'The most innovative generation around'

Angle Bush discusses the potential benefits of A.I. in an education setting, Wednesday, February 21, in Health Professions.

How can Artificial Intelligence be useful in academics, art industry and legal world? Provost Nancy Mathews and Angle Bush discussed the impacts of AI and the importance of diversity and individuality within it on Feb. 21.

Bush is a Central Michigan University alumna and the founder of Black Women in A.I., a company who's focus is to "Educate, Engage, Embrace, and Empower Black Women in the Artificial Intelligence industry." 

Bush spoke about how her company has notable partnerships with tech companies like NVIDIA and universities such as the University of Houston.

"Black women are coming back to tech," she said. "They want to learn more and go beyond ... and that's the importance of this organization."

The provost asked Bush a variety of questions on the topic, but three of the biggest categories were diversity efforts, ethics surrounding AI and how AI can benefit schools.

When it comes to diversity, Bush said that it is extremely important to know how data was collected, and that they should avoid "dirty data," or data that lacks inclusivity and isn't thoroughly checked for errors numerically or in bias.

"We have to make sure when we're designing the system that there are diverse forces not just in the room... but the people putting it together," she said. "You're adding not only (diverse) images, but people themselves and their diverse perspectives to the project."

When Mathews and students asked questions in regards to the ethics of AI, Bush stressed the importance of keeping the AI industry human-centered. 

"There is a necessity to keep the humanities involved," she said. "There needs to be a human there to say 'That's not right,' to question things and bring ethics into it."

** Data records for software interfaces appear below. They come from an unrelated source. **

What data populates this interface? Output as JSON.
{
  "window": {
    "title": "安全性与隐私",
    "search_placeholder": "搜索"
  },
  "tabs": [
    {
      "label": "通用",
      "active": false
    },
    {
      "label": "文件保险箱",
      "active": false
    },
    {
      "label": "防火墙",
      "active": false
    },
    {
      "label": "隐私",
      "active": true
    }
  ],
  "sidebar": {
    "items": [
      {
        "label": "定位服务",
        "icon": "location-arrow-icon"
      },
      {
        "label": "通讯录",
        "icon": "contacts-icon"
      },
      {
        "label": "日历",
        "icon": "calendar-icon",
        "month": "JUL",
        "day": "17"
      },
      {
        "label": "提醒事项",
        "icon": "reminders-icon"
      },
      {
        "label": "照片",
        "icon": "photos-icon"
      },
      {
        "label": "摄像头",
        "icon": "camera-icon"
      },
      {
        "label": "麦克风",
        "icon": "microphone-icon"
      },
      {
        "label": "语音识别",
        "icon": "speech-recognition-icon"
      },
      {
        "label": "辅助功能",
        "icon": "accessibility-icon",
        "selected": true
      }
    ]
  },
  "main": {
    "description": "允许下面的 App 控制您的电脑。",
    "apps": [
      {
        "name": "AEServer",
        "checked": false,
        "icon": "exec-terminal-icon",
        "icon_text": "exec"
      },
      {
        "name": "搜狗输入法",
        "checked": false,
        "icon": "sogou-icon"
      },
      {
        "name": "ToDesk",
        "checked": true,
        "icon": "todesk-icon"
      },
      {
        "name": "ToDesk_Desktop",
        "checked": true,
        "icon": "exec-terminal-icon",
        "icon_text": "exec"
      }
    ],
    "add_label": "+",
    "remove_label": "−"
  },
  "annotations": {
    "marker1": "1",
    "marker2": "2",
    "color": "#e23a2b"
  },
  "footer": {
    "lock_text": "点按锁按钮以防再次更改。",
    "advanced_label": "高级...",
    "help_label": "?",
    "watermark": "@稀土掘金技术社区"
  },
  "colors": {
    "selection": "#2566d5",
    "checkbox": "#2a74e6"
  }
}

Bush said the biggest ethical challenge of AI is surveillance and privacy. She used examples of AI voice generation and software programs that can now generate realistic videos of whatever prompt people type in. 

"Unfortunately on social media, we believe first and ask questions later," she said. "There are currently no rules or regulations ... We have to be careful and we have to be diligent."

Finally, Bush said educators in primary and secondary education should embrace AI as it's not going anywhere. 

"Even if a paper is written by AI ... can you understand the material?" she said. "We can't stop students using AI, but we can ask how to make it a learning tool for both sides."

She also talked about how universities could use AI as a gap between academia and the workforce. She said that higher education brings research, while industries and professions bring real-world application.

"To me, that's a match made in heaven," she said. "If CMU creates that bridge... Students are going to change the world. This generation thinks differently, and that's a good thing. I think they're the most innovative generation around, and I can't wait to see what they do."

Bush ended the conversation by encouraging the students of today to take action, both in the realm of AI education and in their personal lives.

"It may not seem important right now, but trust me," she said. "It's all around you... Take every opportunity in your life, and you will see a full circle moment like I am (returning to her alma mater) today."